It was hard to find a committee or the confidence to get on with my dissertation. In 2003, I had the privilege of meeting and working with editor John Peck, translator of Jung’s Red Book and a noted poet and analyst, who saw the potential in a project that had languished for a few years, as did a few influential musicians who cheered me on. Bob Mendelsohn was then good enough to agree to be my chair and helped keep the writing grounded and clear, and then my favorite publisher asked to publish it. The basic idea is that Freud’s avowed distaste and confusion over music is expressed in those very aspects of psychoanalytic theory that are least well developed, but that those flaws and empty spaces have been gradually filled in by the work of various post-Freudians, Jung and post-Jungians, and then I use two works by Miles Davis and John Coltrane as models for these psychological dimensions. Most gratifying of all was that I got an offer right after defending my dissertation to re-write it as a book for Karnac Publishers-now available at Amazon or the website of your choice, titled Freud’s Lost Chord: Discovering Jazz in the Resonant Psyche. I have a friend from college who is a publicist, and has gotten me quite a lot of print, some radio and TV opportunities, and shortly a book release party in Manhattan that will feature good live jazz.

SM: Wow, congratulations! You’ve certainly had a busy career. Do you have any advice for current students?

DS: Yes. Don’t forget what it is in your own make-up that draws you to psychology. Remains curious and skeptical-do not mistake even the most intricate system of concepts for a dogma that must be adhered to. There is a dangerous human need that no amount of analysis can cure, which is the false comfort of believing you belong to a club that has all the answers, and knows exactly who the enemies and frauds are. No school of thought is a church. Be aware of that need within yourself, and fight it at all costs. That kind of thinking is behind all the worst impulses of humanity. I spend a few hours a week in online forums that exist for the purpose of exploring a certain range of phenomena through a depth psychology lens. Some of the dogmatic certainty and sheer bad manners come regularly from the very same people who chair departments and write widely respected books of theory and practice. The political and religious mindsets, the us-vs-them mentality of very well educated primal hordes, remain something that holds back the spirit of inquiry at a very primitive level. Be better than that – remain curious, read outside the syllabus whenever time permits.

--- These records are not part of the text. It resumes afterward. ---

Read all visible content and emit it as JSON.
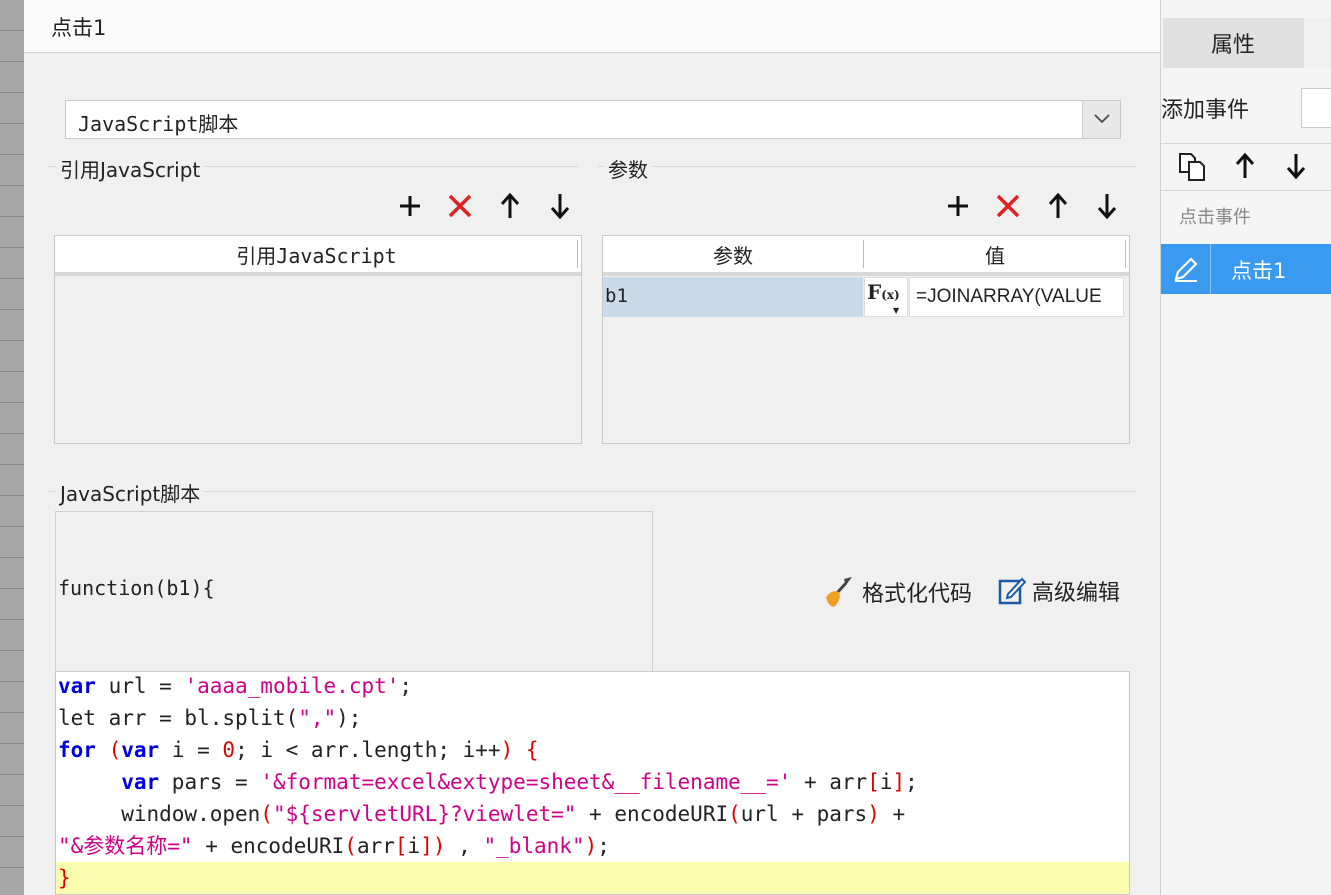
{
  "dialog": {
    "title": "点击1",
    "script_type": "JavaScript脚本",
    "ref_section_title": "引用JavaScript",
    "params_section_title": "参数",
    "ref_table": {
      "header": "引用JavaScript"
    },
    "params_table": {
      "headers": [
        "参数",
        "值"
      ],
      "rows": [
        {
          "name": "b1",
          "value": "=JOINARRAY(VALUE"
        }
      ],
      "fx_label": "F(x)"
    },
    "script_section_title": "JavaScript脚本",
    "function_signature": "function(b1){",
    "format_code_label": "格式化代码",
    "advanced_edit_label": "高级编辑",
    "code_lines": [
      "var url = 'aaaa_mobile.cpt';",
      "let arr = bl.split(\",\");",
      "for (var i = 0; i < arr.length; i++) {",
      "     var pars = '&format=excel&extype=sheet&__filename__=' + arr[i];",
      "     window.open(\"${servletURL}?viewlet=\" + encodeURI(url + pars) +",
      "\"&参数名称=\" + encodeURI(arr[i]) , \"_blank\");",
      "}"
    ]
  },
  "right_panel": {
    "tab_label": "属性",
    "add_event_label": "添加事件",
    "event_header": "点击事件",
    "events": [
      {
        "label": "点击1",
        "selected": true
      }
    ]
  },
  "colors": {
    "accent": "#3a9af0",
    "keyword": "#0000e0",
    "string": "#d0008a",
    "delete": "#e02020",
    "selected_cell": "#c9dbea",
    "current_line": "#fdfdb0"
  }
}
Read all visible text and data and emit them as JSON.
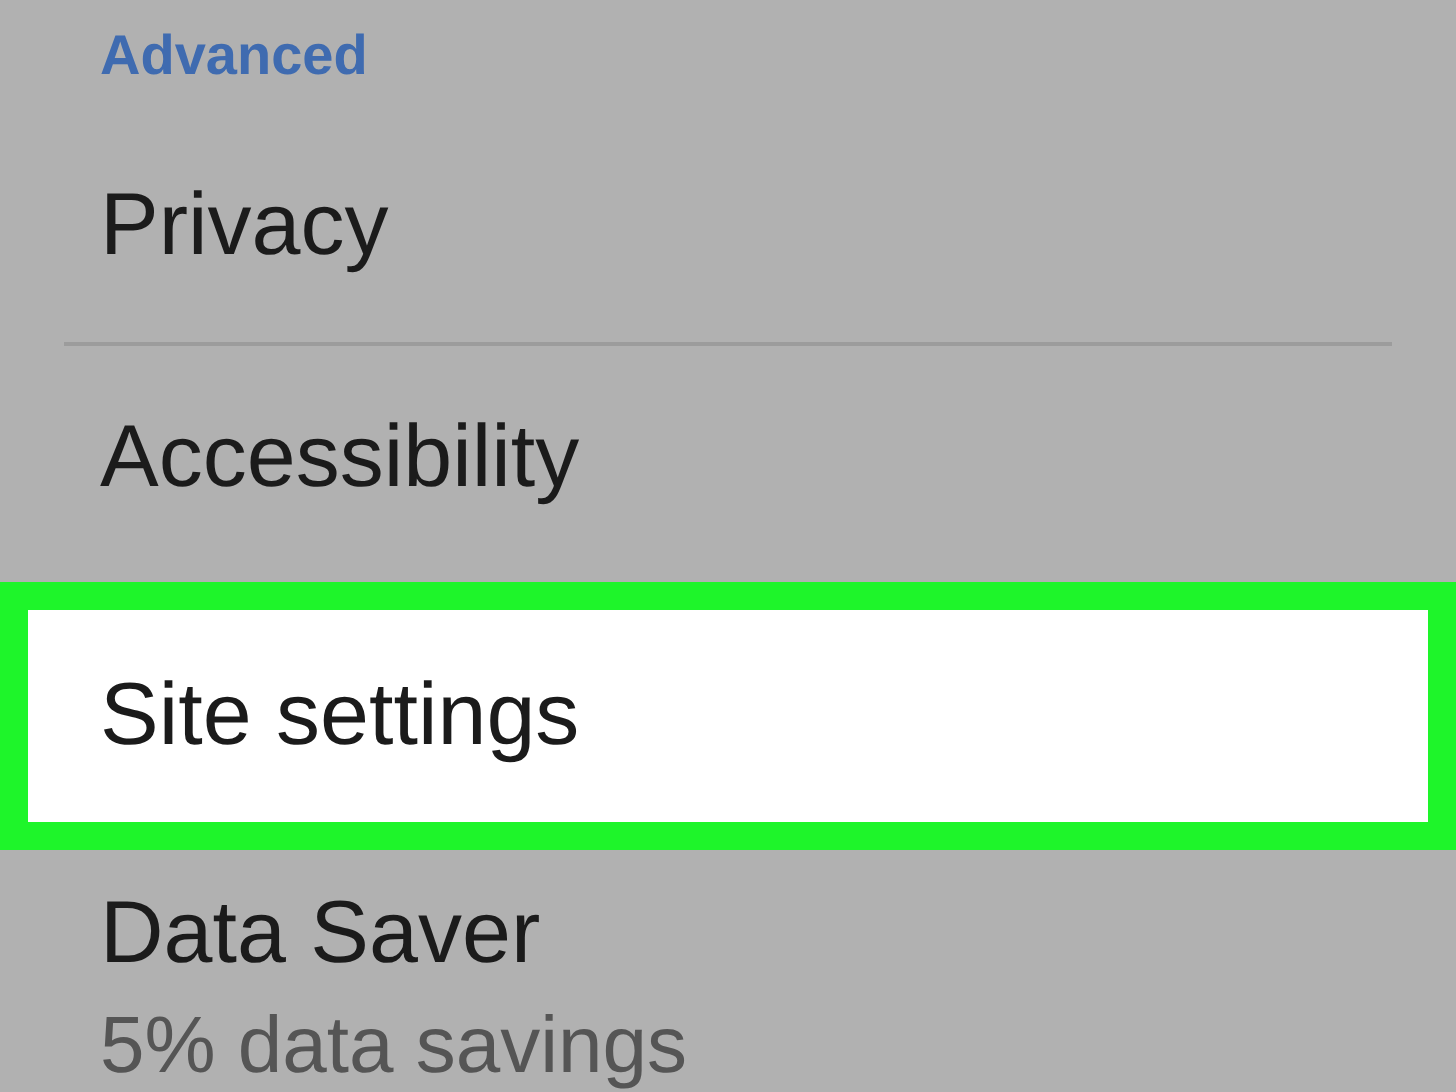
{
  "section": {
    "title": "Advanced"
  },
  "items": [
    {
      "title": "Privacy",
      "selected": false,
      "divider_below": true
    },
    {
      "title": "Accessibility",
      "selected": false,
      "divider_below": false
    },
    {
      "title": "Site settings",
      "selected": true,
      "divider_below": false
    },
    {
      "title": "Data Saver",
      "subtitle": "5% data savings",
      "selected": false,
      "divider_below": false
    }
  ]
}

Our field still has a lot of growing up to do, and treating the illusion of scientific certainty as a means of being superior to another bunch of analysts is something we should all be above by now. But the splits that formed our field over the past century-Freud and Jung, the different post-Freudian schools-are still happening. It is up to a community of self-aware individuals to read the originals, not the innuendo laden critiques that one’s own compatriots write about that “other” guy, and truly let the various metaphorical systems that are our best and only ways of putting psychological things into words, develop and cross-fertilize. Heed Bronowski:

It is important that students bring a certain ragamuffin, barefoot irreverence to their studies; they are not here to worship what is known, but to question it.
— Jacob Bronowski
The Ascent of Man (1973), 360.

And, give the institute what it demands as quickly as you can and then devote the rest of your career to all that. I’m pleased with a lot of what I’ve done during a long stay at Derner and then after, but I would like some years back, if only I could have a do-over. Don’t make the same mistake. The rest of your career is the time for defining who you are and changing the world a bit.

Published Spring 2013 in Day Residue the Derner Institute Doctoral Student Newsletter
Tagged: Derner School of Psychology, Day Residue